Sugar goes by many names in labels, many of which you may not recognize. So look out for cane sugar, invert sugar, corn sweetener, dextran, molasses, malt syrup, maltose, evaporated cane juice, high fructose corn syrup, honey, rice syrup, agave nectar, maple syrup etc in the list of ingredients. All of these are basically sugar and therefore will have the same effect on your blood sugar levels.

Avoid drinks with more than 2.5g carbohydrate per 100g. Don’t hate me for saying this but your daily can of soda or carbonated beverage is out the window! (Including the “Zero calories” ones).

When buying packaged food pick up items with nutrients such as: dietary fibre, protein, calcium, iron, vitamins and other nutrients you need every day. Choose foods with more than 6g fibre per 100g. On the other hand avoid excesses of any packaged or processed foods including those items that are “fortified” labelling.

Salt/sodium:  Choose food with low sodium content i.e., less than 120mg per 100g and avoid food that has more than 600mg per 100g.

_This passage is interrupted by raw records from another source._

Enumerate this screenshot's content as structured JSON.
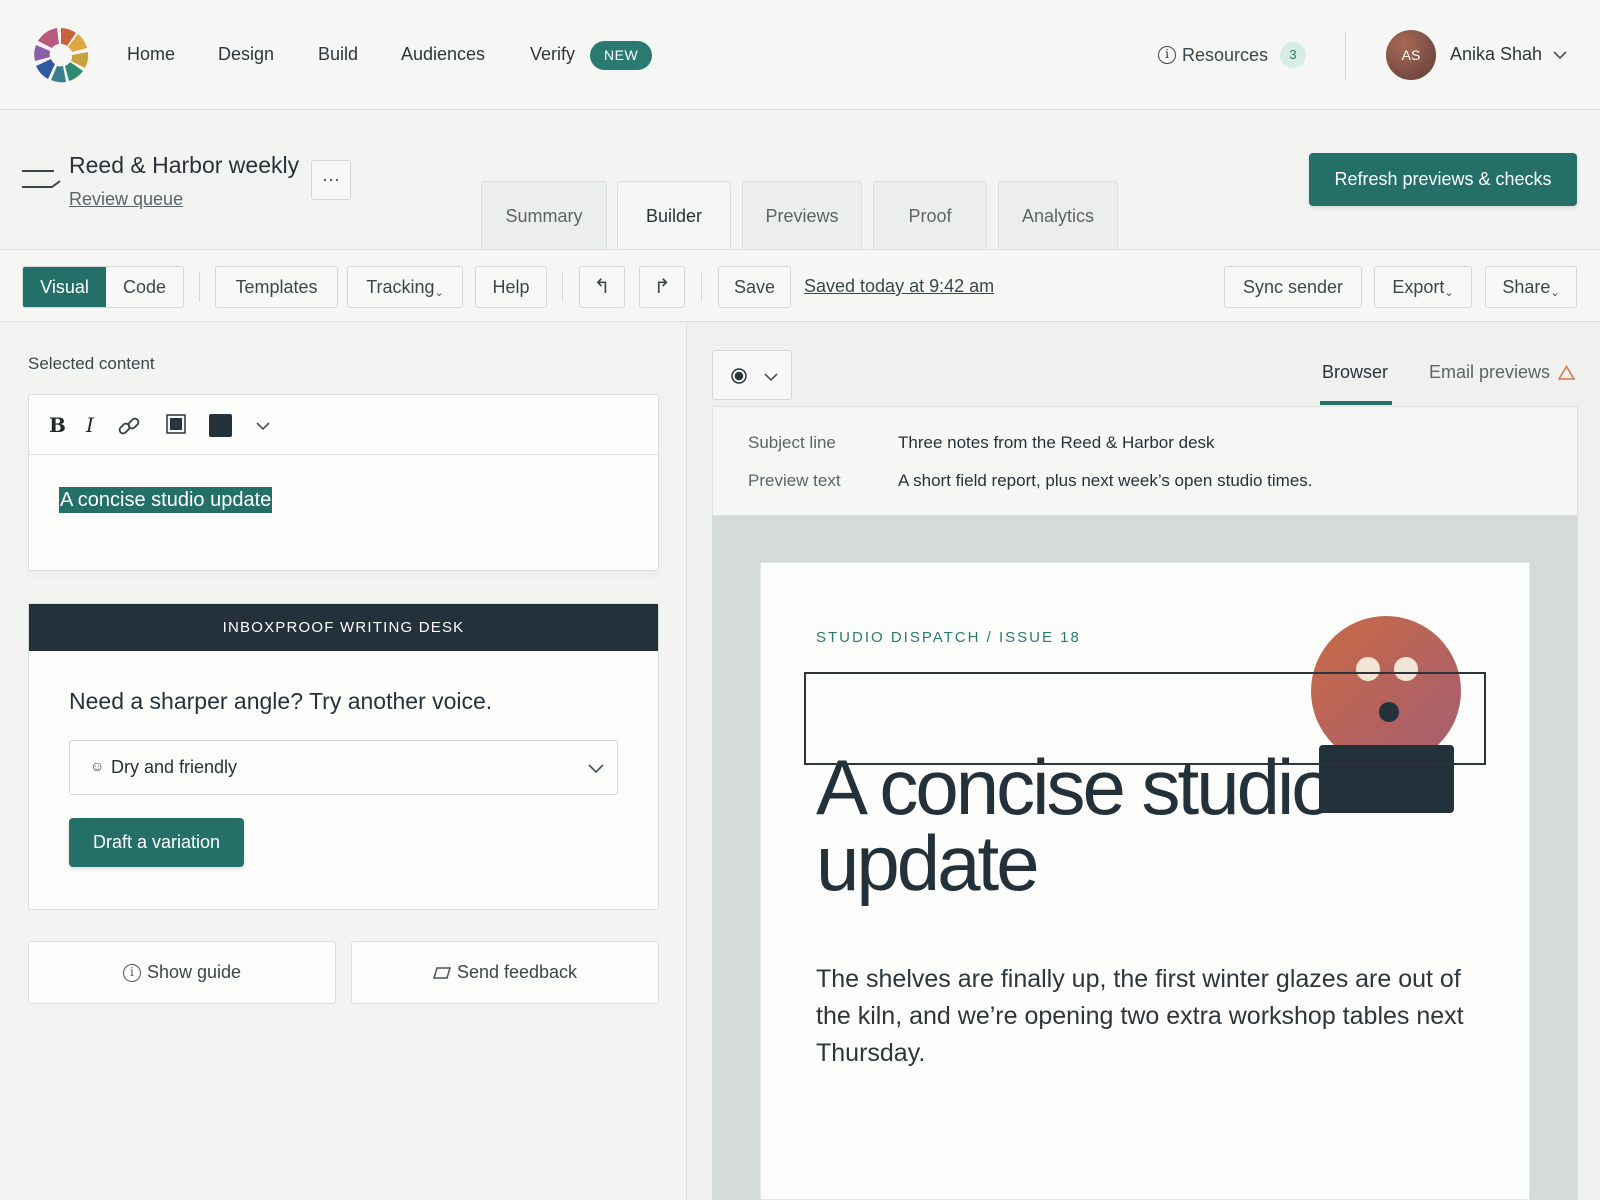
{
  "nav": {
    "items": [
      "Home",
      "Design",
      "Build",
      "Audiences",
      "Verify"
    ],
    "verify_badge": "NEW",
    "resources_label": "Resources",
    "resources_count": "3",
    "avatar_initials": "AS",
    "user_name": "Anika Shah"
  },
  "doc": {
    "title": "Reed & Harbor weekly",
    "subtitle": "Review queue",
    "more_label": "···",
    "primary_action": "Refresh previews & checks",
    "tabs": [
      "Summary",
      "Builder",
      "Previews",
      "Proof",
      "Analytics"
    ],
    "active_tab": "Builder"
  },
  "toolbar": {
    "mode_visual": "Visual",
    "mode_code": "Code",
    "templates": "Templates",
    "tracking": "Tracking",
    "help": "Help",
    "undo_icon": "↰",
    "redo_icon": "↱",
    "save": "Save",
    "saved_status": "Saved today at 9:42 am",
    "sync_sender": "Sync sender",
    "export": "Export",
    "share": "Share"
  },
  "editor": {
    "section_label": "Selected content",
    "bold": "B",
    "italic": "I",
    "selected_text": "A concise studio update"
  },
  "writing_desk": {
    "header": "INBOXPROOF WRITING DESK",
    "prompt": "Need a sharper angle? Try another voice.",
    "voice_selected": "Dry and friendly",
    "draft_button": "Draft a variation"
  },
  "footer_actions": {
    "show_guide": "Show guide",
    "send_feedback": "Send feedback"
  },
  "preview": {
    "view_browser": "Browser",
    "view_email": "Email previews",
    "subject_label": "Subject line",
    "subject_value": "Three notes from the Reed & Harbor desk",
    "preview_label": "Preview text",
    "preview_value": "A short field report, plus next week’s open studio times."
  },
  "email": {
    "kicker": "STUDIO DISPATCH / ISSUE 18",
    "headline_line1": "A concise studio",
    "headline_line2": "update",
    "body": "The shelves are finally up, the first winter glazes are out of the kiln, and we’re opening two extra workshop tables next Thursday."
  },
  "colors": {
    "accent": "#246f68",
    "dark": "#22313a",
    "warning": "#d77a4a"
  }
}
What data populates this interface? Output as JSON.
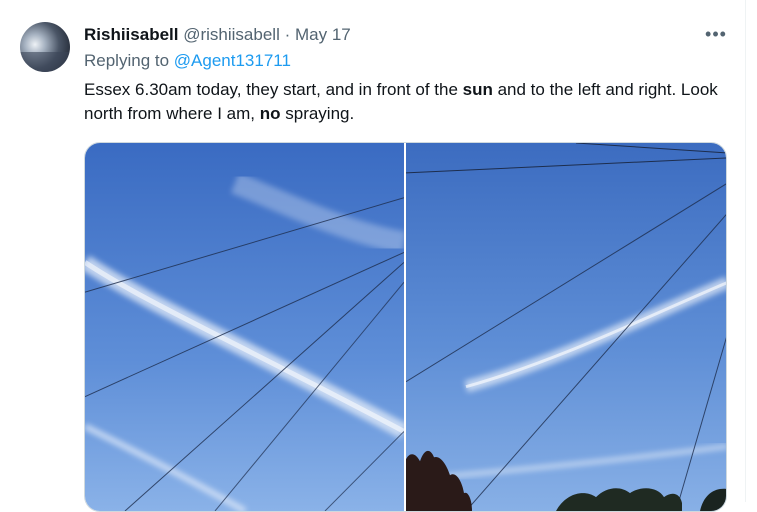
{
  "tweet": {
    "author_name": "Rishiisabell",
    "author_handle": "@rishiisabell",
    "separator": "·",
    "date": "May 17",
    "more_icon": "more-horizontal-icon",
    "reply_prefix": "Replying to",
    "reply_mention": "@Agent131711",
    "text_part1": "Essex 6.30am today, they start, and in front of the ",
    "text_bold1": "sun",
    "text_part2": " and to the left and right. Look north from where I am, ",
    "text_bold2": "no",
    "text_part3": " spraying."
  },
  "colors": {
    "text": "#0f1419",
    "secondary": "#536471",
    "link": "#1d9bf0",
    "sky_top": "#3d6fc4",
    "sky_bottom": "#8fb6ea"
  }
}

% Daily Value:  The % Daily Value (DV) tells you the percentage of each nutrient in a single serving, in terms of the daily recommended amount. As a guide, if you want to consume less of a nutrient (such as saturated fat or sodium), choose foods with a lower % DV — 5 percent or less. If you want to consume more of a nutrient (such as fiber) seek out foods with a higher % DV — 20% or more.
Remember that the information shown in this column of the label is based on 2,000 calories a day diet. You may need to consume less or more than 2,000 calories depending upon your age, gender, activity level, and whether you’re trying to lose, gain or maintain your weight.

The bottom line is that the more manufacturers reduce the sinful ingredients from the processed food items, the worse it tends to taste. For example – Higher fiber in a cookie will make it soggy so it needs more fat to make it crisp. Oats was a tough sell till fruity and sugary flavors were introduced. Also, if you’re anything like me, the zero calorie sweetener never really tastes the same as sugar, does it?!!As long as food choices of consumers are based primarily on taste and labeling laws open to manipulation, manufacturers will continue to walk the tight rope of selling their products versus complete transparency.

Look at the list of Ingredients.

A good rule of thumb is to scan the first three ingredients, because they are the largest part of what you’re eating.

All food packages include a list of ingredients but they are not always found as part of the nutrition information panel. Ingredients are listed in order of quantity from largest to smallest. Sugar, fat and salt are often listed in the ingredient list under different names.  Therefore, healthier ingredients can be listed at the top, and sugar (by any other name…is still sugar) further down. So a product loaded with sugar, doesn’t necessarily show it as one of the top ingredients.

If the first ingredients include refined grains, some sort of sugar or hydrogenated oils, you can be pretty sure that the product is unhealthy. Instead, try to choose items that have whole foods listed as the first three ingredients.

Another good rule of thumb is if the ingredients list is longer than 2–3 lines, you can assume that the product is highly processed.

If you or someone in your family has food allergies to gluten, lactose, nuts etc, food labels are your first step in avoiding potentially serious situations.

So, before you drop a package in your grocery basket read it before you eat it!